“It is always permissible (in the knowledge supposing sense) for an agent to act so as to bring about the highest ranked available outcome, i.e., the outcome that she has better object-given reasons to prefer above all other available options” (17.)
The PMV makes no claims about the monadic “good,” leaving it to agent-relative judgments to determine the highest ranked outcome within her factually based (“object-given reasons”) outcome evaluation criteria. In developing the argument for the PMV, Portmore argued to include a variety of consequentialist theories, including Egoism of the Present, Ethical Egoism, Act-Utilitarianism, and Self/Other Utilitarianism. These differ in being either agent-neutral or agent-relative, and temporally-neutral and temporally relative. He considers it a “great merit” that defining consequentialism in this way includes a broad variety of consequentialist theories. (11-12.)

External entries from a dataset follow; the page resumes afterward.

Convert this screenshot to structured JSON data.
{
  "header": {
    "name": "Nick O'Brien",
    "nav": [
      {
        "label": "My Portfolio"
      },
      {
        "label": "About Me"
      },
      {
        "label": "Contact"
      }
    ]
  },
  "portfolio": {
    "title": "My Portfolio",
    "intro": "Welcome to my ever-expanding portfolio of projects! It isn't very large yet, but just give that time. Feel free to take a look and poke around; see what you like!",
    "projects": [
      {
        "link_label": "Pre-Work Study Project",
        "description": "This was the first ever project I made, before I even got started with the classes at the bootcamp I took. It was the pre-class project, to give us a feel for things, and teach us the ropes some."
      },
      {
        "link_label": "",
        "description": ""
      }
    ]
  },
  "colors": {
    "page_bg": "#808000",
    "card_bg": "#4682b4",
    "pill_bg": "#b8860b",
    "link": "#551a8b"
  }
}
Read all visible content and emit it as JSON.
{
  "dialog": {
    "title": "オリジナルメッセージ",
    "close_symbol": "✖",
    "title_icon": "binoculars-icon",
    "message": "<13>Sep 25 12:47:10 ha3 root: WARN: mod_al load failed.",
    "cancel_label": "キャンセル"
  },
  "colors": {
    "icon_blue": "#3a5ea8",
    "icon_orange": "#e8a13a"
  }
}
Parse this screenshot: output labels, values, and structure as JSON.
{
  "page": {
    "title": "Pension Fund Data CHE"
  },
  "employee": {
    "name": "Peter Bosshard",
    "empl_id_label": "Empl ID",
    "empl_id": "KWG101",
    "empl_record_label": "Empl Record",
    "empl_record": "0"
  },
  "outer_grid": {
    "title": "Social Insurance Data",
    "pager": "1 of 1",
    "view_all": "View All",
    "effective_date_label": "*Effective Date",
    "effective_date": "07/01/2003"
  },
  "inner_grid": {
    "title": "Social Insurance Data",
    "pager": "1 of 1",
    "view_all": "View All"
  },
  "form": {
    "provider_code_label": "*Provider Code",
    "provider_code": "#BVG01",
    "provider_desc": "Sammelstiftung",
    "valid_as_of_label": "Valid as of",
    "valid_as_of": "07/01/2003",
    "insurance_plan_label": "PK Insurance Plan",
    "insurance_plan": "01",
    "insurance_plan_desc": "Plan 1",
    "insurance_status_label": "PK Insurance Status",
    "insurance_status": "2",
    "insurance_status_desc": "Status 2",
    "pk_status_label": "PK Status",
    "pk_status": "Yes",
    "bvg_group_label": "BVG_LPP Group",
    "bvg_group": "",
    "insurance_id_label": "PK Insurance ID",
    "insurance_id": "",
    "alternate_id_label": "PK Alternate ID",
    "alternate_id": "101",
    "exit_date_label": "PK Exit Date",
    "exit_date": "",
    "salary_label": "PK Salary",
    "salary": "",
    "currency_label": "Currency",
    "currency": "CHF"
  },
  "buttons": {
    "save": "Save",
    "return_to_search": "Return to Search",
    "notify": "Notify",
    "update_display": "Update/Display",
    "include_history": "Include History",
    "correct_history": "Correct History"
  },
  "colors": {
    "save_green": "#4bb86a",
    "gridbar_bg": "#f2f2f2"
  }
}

While the PMV avoids using the monadic term “good,” it seems to me that including such a broad sweep of consequentialist theories and making the consequentialist agent the locus of determining the good leaves the monadic and dyadic senses of “good” in play, not in the statement of the PMV, but in the consideration of each agent. This is clear in his later discussion of Schefflerian utility, in which agents can rank their own utility with no weight at all or up to ten times the weight of anyone else; some agents consider the greater good, some do not, but the distinction remains. Given the variety of ethical choices in Schefflerian utility, Portmore concluded that “Thus Jill can permissibly choose to perform a1 as opposed to a2 even though performing the latter would do more to promote the impersonal good” (27) – explicitly contrasting the monadic and dyadic senses of the good in evaluating Jill’s action. The contrast in the senses of the “good” in the various agents’ actions is even more stark when considering Portmore’s Modified Schefflerian Utiltarianism, which accommodates both restrictions and special obligations (28n50.)
Furthermore, leaving the sense of “good” to the agent within the broad scope of consequentialist theories as summarized in the PMV leaves unanswered Schroeder’s objection that the consequentializer must include restrictions – such as special obligations – on agents to avoid the counter-intuitive implications of act-utilitarianism. Act-utilitarianism remains among the viable consequentialist theories for which Portmore argued!
It seems to me that in the PMV Portmore’s argument wrongly abandoned the idea of a monadic, impersonal good toward which agents should act. Abandoning the idea of a greatest agent-neutral good in the PMV resulted in including a broad varieties of ethical consequentialism that are simply incompatible with each other. Yes, how to achieve the greatest good may lead to counter-intuitive conclusions, such as killing the few redheads in a superstitious society, but I argue that the problem in that case is not the idea per se of a greatest good, but what properly constitutes the greatest good. Here I agree with Schroeder: to achieve that greatest good, agent-relative constraints are integral to a consequentialist moral theory.
Portmore, Douglas. “Consequentializing Moral Theories.” Penultimate draft of 4/22/2006, subsequently published in the Pacific Philosophical Quarterly.
This is adapted from a series of responses I wrote for an independent study in analytic ethics of partiality and consequentialism.